What the task asks:
Every entry below should be reproduced exactly; no picture is to be included.

*** Data extract

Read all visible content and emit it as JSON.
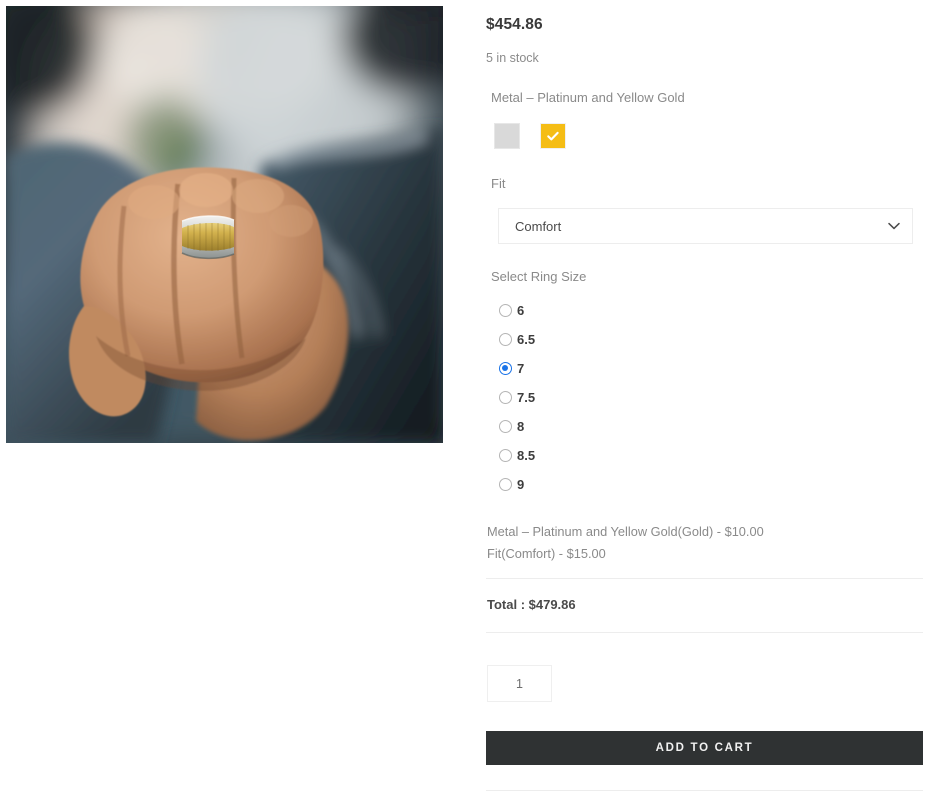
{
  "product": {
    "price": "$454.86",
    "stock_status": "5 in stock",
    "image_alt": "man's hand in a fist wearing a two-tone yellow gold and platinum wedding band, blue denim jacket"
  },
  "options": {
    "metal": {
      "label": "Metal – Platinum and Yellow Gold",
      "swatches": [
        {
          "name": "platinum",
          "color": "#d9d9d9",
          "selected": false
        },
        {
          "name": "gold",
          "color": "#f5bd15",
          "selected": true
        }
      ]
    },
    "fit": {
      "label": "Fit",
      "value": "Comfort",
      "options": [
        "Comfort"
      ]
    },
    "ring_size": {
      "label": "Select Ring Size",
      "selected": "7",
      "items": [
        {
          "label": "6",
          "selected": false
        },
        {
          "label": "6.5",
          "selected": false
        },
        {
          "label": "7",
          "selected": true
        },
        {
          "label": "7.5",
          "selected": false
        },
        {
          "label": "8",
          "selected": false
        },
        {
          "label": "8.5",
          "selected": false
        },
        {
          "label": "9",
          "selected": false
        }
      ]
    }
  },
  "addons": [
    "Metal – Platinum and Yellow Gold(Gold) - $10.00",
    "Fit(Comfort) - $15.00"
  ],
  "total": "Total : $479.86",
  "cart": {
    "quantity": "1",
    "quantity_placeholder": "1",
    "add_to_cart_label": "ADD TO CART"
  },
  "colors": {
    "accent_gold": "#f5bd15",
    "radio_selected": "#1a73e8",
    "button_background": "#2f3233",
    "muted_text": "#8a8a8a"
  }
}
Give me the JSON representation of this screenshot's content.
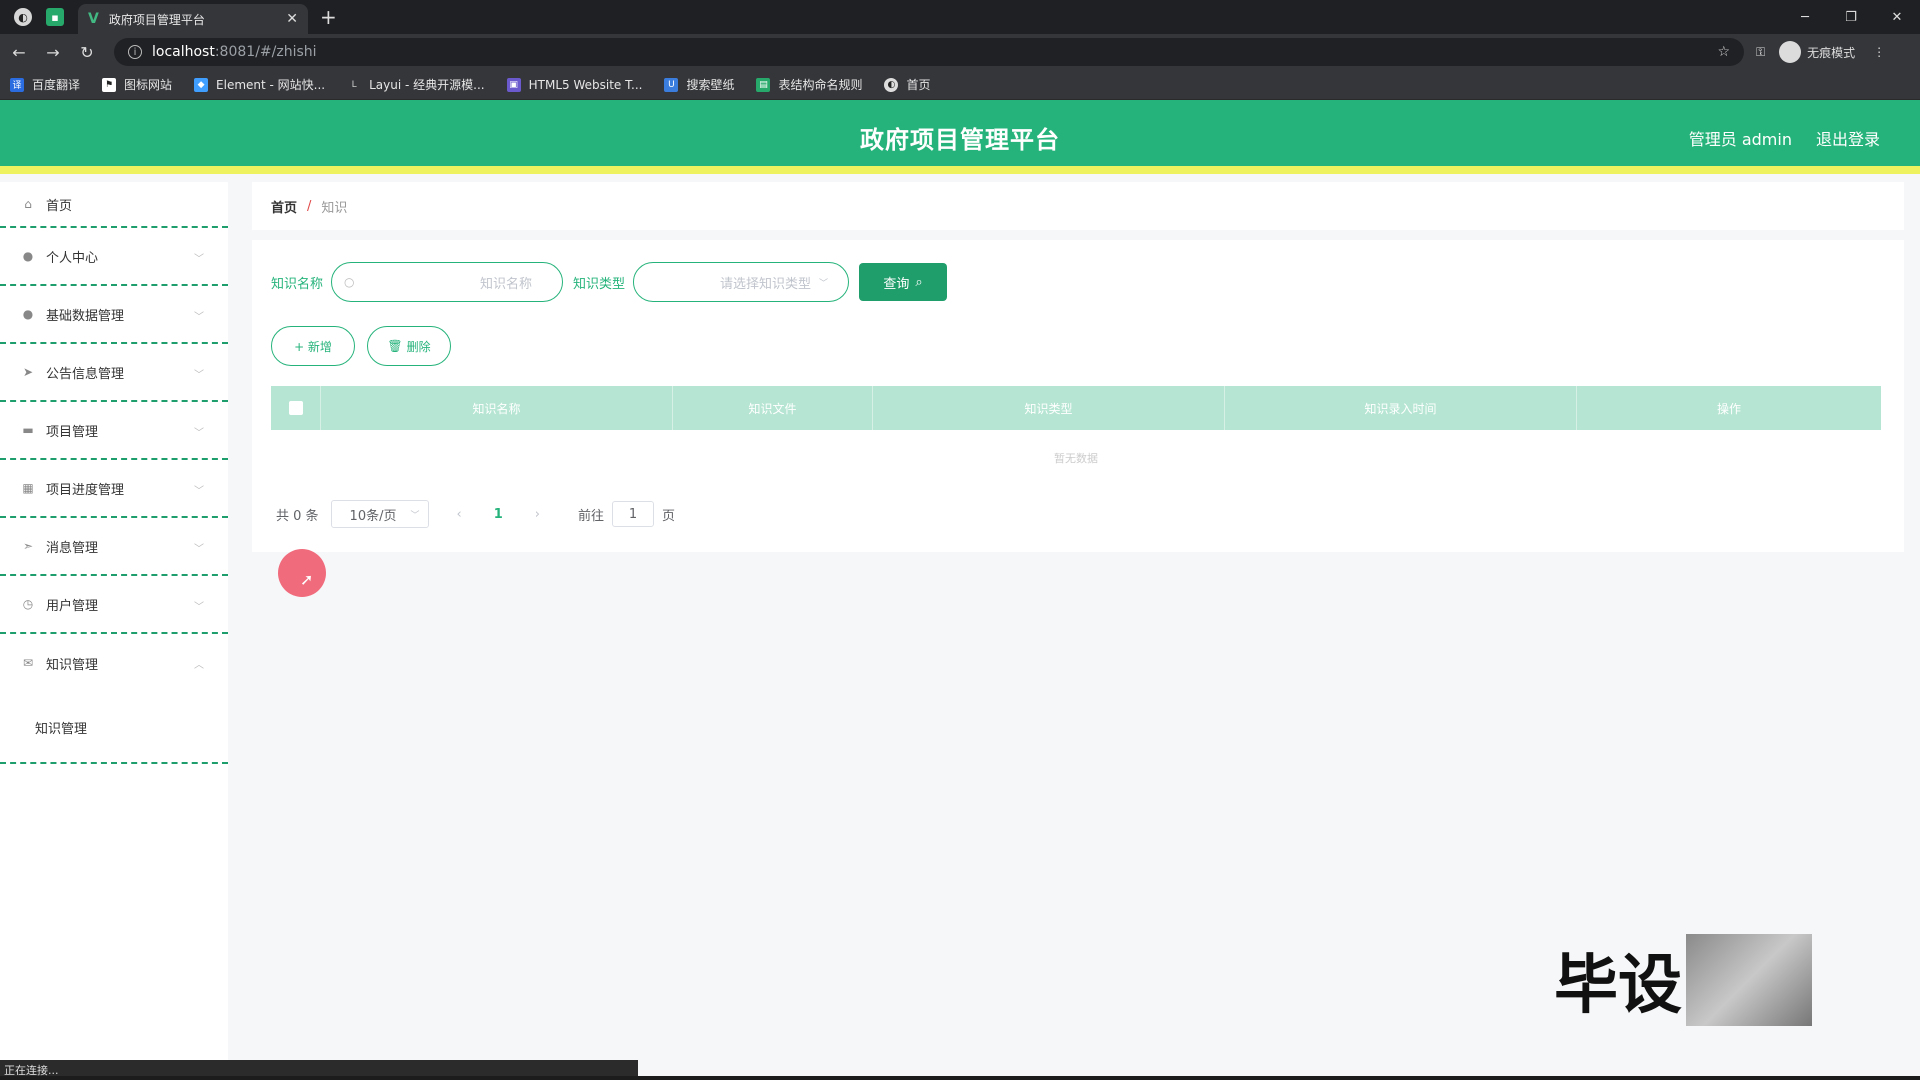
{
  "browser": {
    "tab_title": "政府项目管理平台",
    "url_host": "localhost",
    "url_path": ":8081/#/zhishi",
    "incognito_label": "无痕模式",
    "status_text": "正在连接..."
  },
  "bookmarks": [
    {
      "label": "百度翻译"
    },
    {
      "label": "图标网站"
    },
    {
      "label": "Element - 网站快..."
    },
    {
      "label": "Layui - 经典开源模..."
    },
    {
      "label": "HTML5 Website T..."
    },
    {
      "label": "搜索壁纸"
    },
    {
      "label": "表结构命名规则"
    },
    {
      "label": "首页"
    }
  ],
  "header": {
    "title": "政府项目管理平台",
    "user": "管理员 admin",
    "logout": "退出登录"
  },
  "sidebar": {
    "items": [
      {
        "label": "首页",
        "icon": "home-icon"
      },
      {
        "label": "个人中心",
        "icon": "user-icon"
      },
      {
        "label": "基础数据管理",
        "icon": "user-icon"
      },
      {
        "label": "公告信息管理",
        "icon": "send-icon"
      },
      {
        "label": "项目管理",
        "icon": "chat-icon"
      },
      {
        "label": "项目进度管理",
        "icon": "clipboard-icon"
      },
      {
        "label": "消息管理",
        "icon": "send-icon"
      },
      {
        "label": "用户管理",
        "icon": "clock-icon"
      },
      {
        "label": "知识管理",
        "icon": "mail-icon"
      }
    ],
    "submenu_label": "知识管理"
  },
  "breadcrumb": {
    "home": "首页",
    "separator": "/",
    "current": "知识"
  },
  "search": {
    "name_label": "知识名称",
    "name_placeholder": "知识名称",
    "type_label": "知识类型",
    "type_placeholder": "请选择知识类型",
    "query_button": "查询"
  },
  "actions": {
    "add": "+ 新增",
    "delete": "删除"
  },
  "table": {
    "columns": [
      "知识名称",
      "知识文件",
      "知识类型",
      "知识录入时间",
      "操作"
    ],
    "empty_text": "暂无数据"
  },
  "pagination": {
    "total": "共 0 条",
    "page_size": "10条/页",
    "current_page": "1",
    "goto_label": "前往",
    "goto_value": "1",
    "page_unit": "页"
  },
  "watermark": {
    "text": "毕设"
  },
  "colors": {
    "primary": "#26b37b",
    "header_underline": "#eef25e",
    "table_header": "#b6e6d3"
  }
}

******

Worked solution:
Read all visible content and emit it as JSON.
{
  "product": {
    "price": "$454.86",
    "stock_status": "5 in stock",
    "image_alt": "man's hand in a fist wearing a two-tone yellow gold and platinum wedding band, blue denim jacket"
  },
  "options": {
    "metal": {
      "label": "Metal – Platinum and Yellow Gold",
      "swatches": [
        {
          "name": "platinum",
          "color": "#d9d9d9",
          "selected": false
        },
        {
          "name": "gold",
          "color": "#f5bd15",
          "selected": true
        }
      ]
    },
    "fit": {
      "label": "Fit",
      "value": "Comfort",
      "options": [
        "Comfort"
      ]
    },
    "ring_size": {
      "label": "Select Ring Size",
      "selected": "7",
      "items": [
        {
          "label": "6",
          "selected": false
        },
        {
          "label": "6.5",
          "selected": false
        },
        {
          "label": "7",
          "selected": true
        },
        {
          "label": "7.5",
          "selected": false
        },
        {
          "label": "8",
          "selected": false
        },
        {
          "label": "8.5",
          "selected": false
        },
        {
          "label": "9",
          "selected": false
        }
      ]
    }
  },
  "addons": [
    "Metal – Platinum and Yellow Gold(Gold) - $10.00",
    "Fit(Comfort) - $15.00"
  ],
  "total": "Total : $479.86",
  "cart": {
    "quantity": "1",
    "quantity_placeholder": "1",
    "add_to_cart_label": "ADD TO CART"
  },
  "colors": {
    "accent_gold": "#f5bd15",
    "radio_selected": "#1a73e8",
    "button_background": "#2f3233",
    "muted_text": "#8a8a8a"
  }
}
Give me the JSON representation of this screenshot's content.
{
  "browser": {
    "tab_title": "政府项目管理平台",
    "url_host": "localhost",
    "url_path": ":8081/#/zhishi",
    "incognito_label": "无痕模式",
    "status_text": "正在连接..."
  },
  "bookmarks": [
    {
      "label": "百度翻译"
    },
    {
      "label": "图标网站"
    },
    {
      "label": "Element - 网站快..."
    },
    {
      "label": "Layui - 经典开源模..."
    },
    {
      "label": "HTML5 Website T..."
    },
    {
      "label": "搜索壁纸"
    },
    {
      "label": "表结构命名规则"
    },
    {
      "label": "首页"
    }
  ],
  "header": {
    "title": "政府项目管理平台",
    "user": "管理员 admin",
    "logout": "退出登录"
  },
  "sidebar": {
    "items": [
      {
        "label": "首页",
        "icon": "home-icon"
      },
      {
        "label": "个人中心",
        "icon": "user-icon"
      },
      {
        "label": "基础数据管理",
        "icon": "user-icon"
      },
      {
        "label": "公告信息管理",
        "icon": "send-icon"
      },
      {
        "label": "项目管理",
        "icon": "chat-icon"
      },
      {
        "label": "项目进度管理",
        "icon": "clipboard-icon"
      },
      {
        "label": "消息管理",
        "icon": "send-icon"
      },
      {
        "label": "用户管理",
        "icon": "clock-icon"
      },
      {
        "label": "知识管理",
        "icon": "mail-icon"
      }
    ],
    "submenu_label": "知识管理"
  },
  "breadcrumb": {
    "home": "首页",
    "separator": "/",
    "current": "知识"
  },
  "search": {
    "name_label": "知识名称",
    "name_placeholder": "知识名称",
    "type_label": "知识类型",
    "type_placeholder": "请选择知识类型",
    "query_button": "查询"
  },
  "actions": {
    "add": "+ 新增",
    "delete": "删除"
  },
  "table": {
    "columns": [
      "知识名称",
      "知识文件",
      "知识类型",
      "知识录入时间",
      "操作"
    ],
    "empty_text": "暂无数据"
  },
  "pagination": {
    "total": "共 0 条",
    "page_size": "10条/页",
    "current_page": "1",
    "goto_label": "前往",
    "goto_value": "1",
    "page_unit": "页"
  },
  "watermark": {
    "text": "毕设"
  },
  "colors": {
    "primary": "#26b37b",
    "header_underline": "#eef25e",
    "table_header": "#b6e6d3"
  }
}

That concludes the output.